Publication Type:Journal Article
Source:Eur J Neurosci, Volume 33, Issue 10, p.1823-31 (2011)
Keywords:1-Methyl-4-phenyl-1,2,3,6-tetrahydropyridine, Animals, Antiparkinson Agents, Behavior, Animal, Biogenic Amines, Brain, Dopamine Agents, Dyskinesia, Drug-Induced, Ergolines, Female, Humans, Ketanserin, Levodopa, Macaca, Parkinsonian Disorders, Receptor, Serotonin, 5-HT2A

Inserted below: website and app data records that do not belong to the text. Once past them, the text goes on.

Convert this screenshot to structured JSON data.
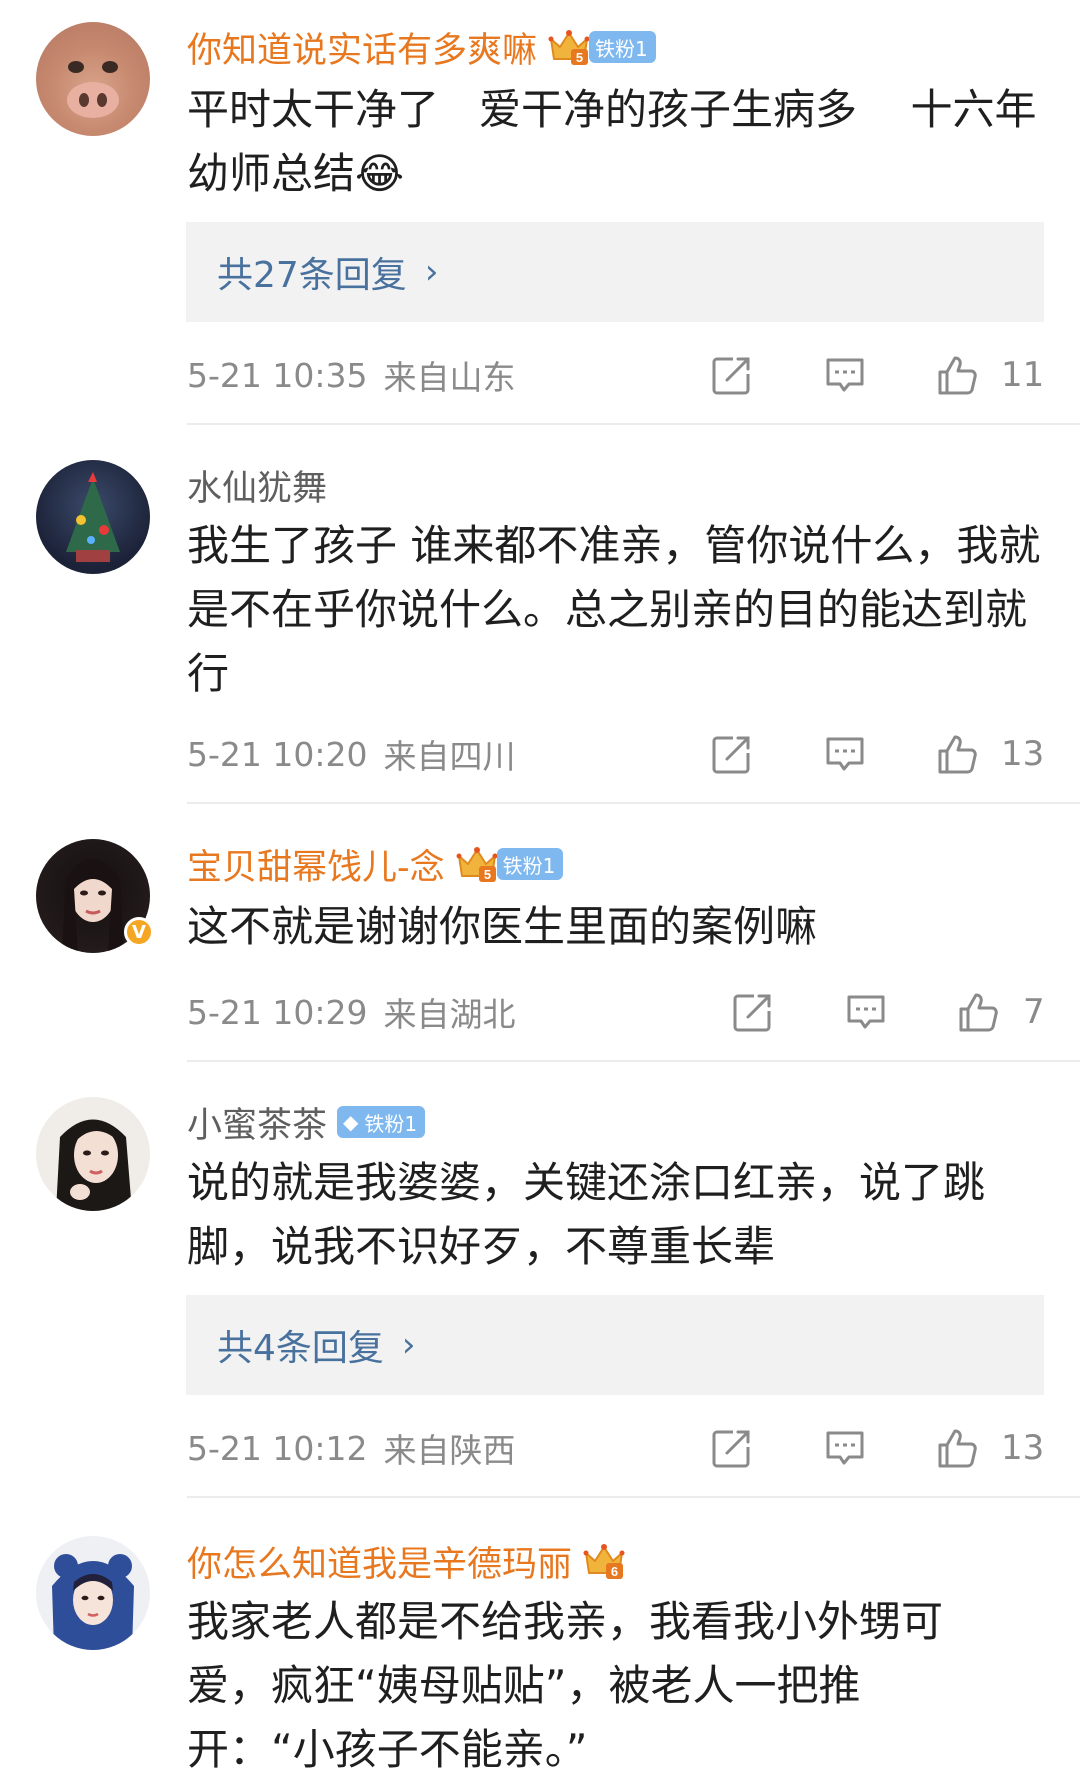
{
  "comments": [
    {
      "username": "你知道说实话有多爽嘛",
      "fan_level": "5",
      "fan_badge": "铁粉1",
      "text": "平时太干净了   爱干净的孩子生病多    十六年幼师总结😂",
      "replies_label": "共27条回复",
      "date": "5-21 10:35",
      "location": "来自山东",
      "likes": "11"
    },
    {
      "username": "水仙犹舞",
      "text": "我生了孩子 谁来都不准亲，管你说什么，我就是不在乎你说什么。总之别亲的目的能达到就行",
      "date": "5-21 10:20",
      "location": "来自四川",
      "likes": "13"
    },
    {
      "username": "宝贝甜幂饯儿-念",
      "fan_level": "5",
      "fan_badge": "铁粉1",
      "verified_badge": "V",
      "text": "这不就是谢谢你医生里面的案例嘛",
      "date": "5-21 10:29",
      "location": "来自湖北",
      "likes": "7"
    },
    {
      "username": "小蜜茶茶",
      "fan_badge": "铁粉1",
      "text": "说的就是我婆婆，关键还涂口红亲，说了跳脚，说我不识好歹，不尊重长辈",
      "replies_label": "共4条回复",
      "date": "5-21 10:12",
      "location": "来自陕西",
      "likes": "13"
    },
    {
      "username": "你怎么知道我是辛德玛丽",
      "fan_level": "6",
      "text": "我家老人都是不给我亲，我看我小外甥可爱，疯狂“姨母贴贴”，被老人一把推开：“小孩子不能亲。”"
    }
  ],
  "icons": {
    "repost": "repost-icon",
    "comment": "comment-icon",
    "like": "thumbs-up-icon",
    "chevron": "chevron-right-icon",
    "crown": "crown-icon",
    "diamond": "diamond-icon"
  },
  "colors": {
    "vip_name": "#e8781f",
    "normal_name": "#5f5f5f",
    "link": "#49719e",
    "meta": "#8a8a8a",
    "fan_badge": "#7eb8ef",
    "reply_box": "#f2f2f2"
  }
}
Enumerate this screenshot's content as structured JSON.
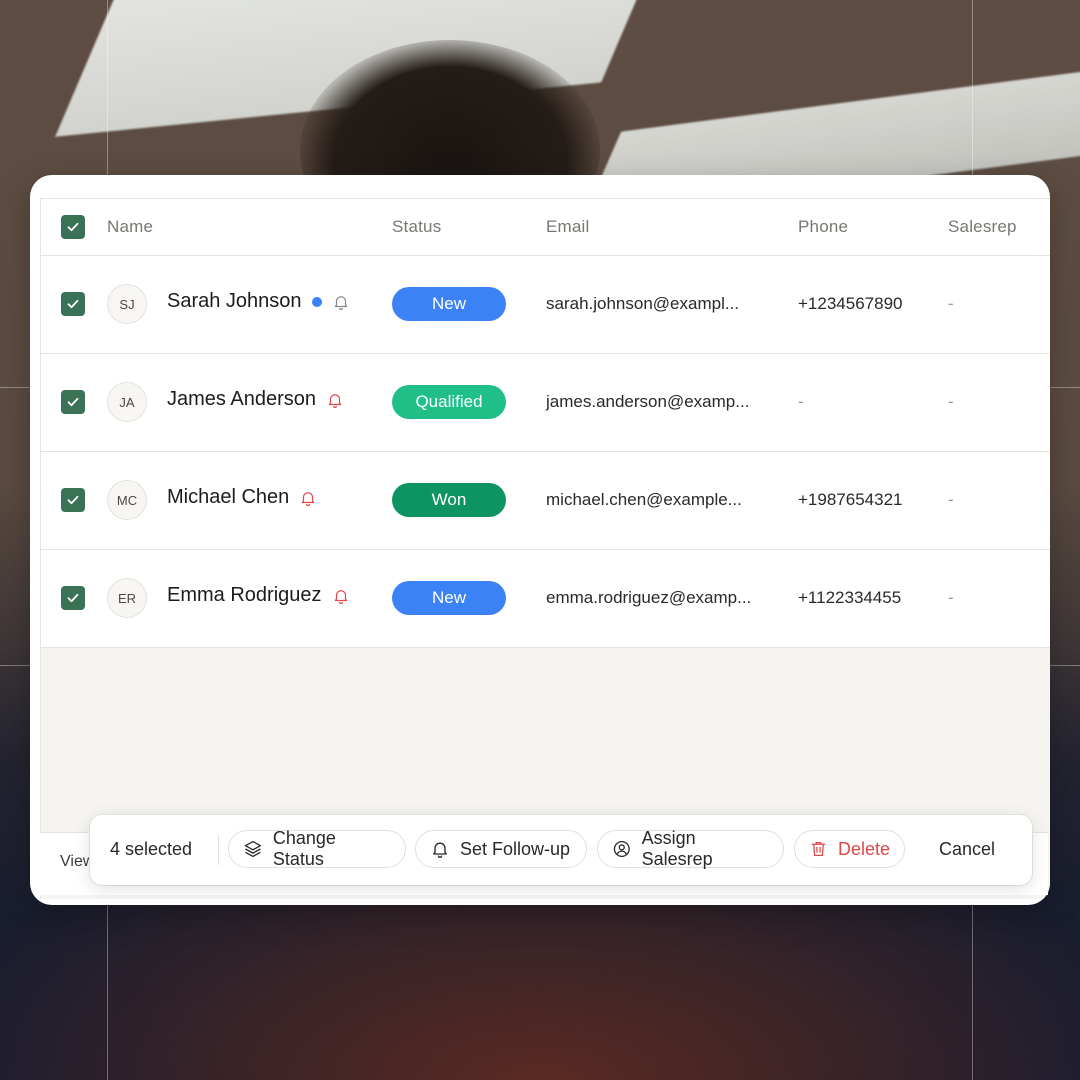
{
  "table": {
    "columns": {
      "name": "Name",
      "status": "Status",
      "email": "Email",
      "phone": "Phone",
      "salesrep": "Salesrep"
    },
    "rows": [
      {
        "initials": "SJ",
        "name": "Sarah Johnson",
        "status": "New",
        "email": "sarah.johnson@exampl...",
        "phone": "+1234567890",
        "salesrep": "-"
      },
      {
        "initials": "JA",
        "name": "James Anderson",
        "status": "Qualified",
        "email": "james.anderson@examp...",
        "phone": "-",
        "salesrep": "-"
      },
      {
        "initials": "MC",
        "name": "Michael Chen",
        "status": "Won",
        "email": "michael.chen@example...",
        "phone": "+1987654321",
        "salesrep": "-"
      },
      {
        "initials": "ER",
        "name": "Emma Rodriguez",
        "status": "New",
        "email": "emma.rodriguez@examp...",
        "phone": "+1122334455",
        "salesrep": "-"
      }
    ]
  },
  "footer": {
    "view_label": "View"
  },
  "action_bar": {
    "selected_label": "4 selected",
    "change_status": "Change Status",
    "set_followup": "Set Follow-up",
    "assign_salesrep": "Assign Salesrep",
    "delete": "Delete",
    "cancel": "Cancel"
  },
  "colors": {
    "checkbox": "#3a7256",
    "status_new": "#3b82f6",
    "status_qualified": "#1fbf87",
    "status_won": "#0e9463",
    "danger": "#e04848",
    "unread_dot": "#3b82f6"
  },
  "icons": {
    "check": "check-icon",
    "bell": "bell-icon",
    "layers": "layers-icon",
    "user_circle": "user-circle-icon",
    "trash": "trash-icon"
  }
}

Levodopa-induced dyskinesias (LIDs) are abnormal involuntary movements induced by the chronic use of levodopa (l-Dopa) limiting the quality of life of Parkinson's disease (PD) patients. We evaluated changes of the serotonin 5-HT(2A) receptors in control monkeys, in 1-methyl-4-phenyl-1,2,3,6-tetrahydropyridine (MPTP)-lesioned monkeys and in l-Dopa-treated MPTP monkeys, without or with adjunct treatments to inhibit the expression of LID: CI-1041, a selective NR1A/2B subunit antagonist of glutamate N-methyl-d-aspartic acid (NMDA) receptor, or Cabergoline, a long-acting dopamine D(2) receptor agonist. All treatments were administered for 1 month and animals were killed 24 h after the last dose of l-Dopa. Striatal concentrations of serotonin were decreased in all MPTP monkeys investigated, as measured by high-performance liquid chromatography. [(3) H]Ketanserin-specific binding to 5-HT(2A) receptors was measured by autoradiography. l-Dopa treatment that induced dyskinesias increased 5-HT(2A) receptor-specific binding in the caudate nucleus and the anterior cingulate gyrus (AcgG) compared with control monkeys. Moreover, [(3) H]Ketanserin-specific binding was increased in the dorsomedial caudate nucleus in l-Dopa-treated MPTP monkeys compared with saline-treated MPTP monkeys. Nondyskinetic monkeys treated with CI-1041 or Cabergoline showed low 5-HT(2A) -specific binding in the posterior dorsomedial caudate nucleus and the anterior AcgG compared with dyskinetic monkeys. No significant difference in 5-HT(2A) receptor binding was observed in any brain regions examined in saline-treated MPTP monkeys compared with control monkeys. These results confirm the involvement of serotonergic pathways and the glutamate/serotonin interactions in LID. They also support targeting 5-HT(2A) receptors as a potential treatment for LID.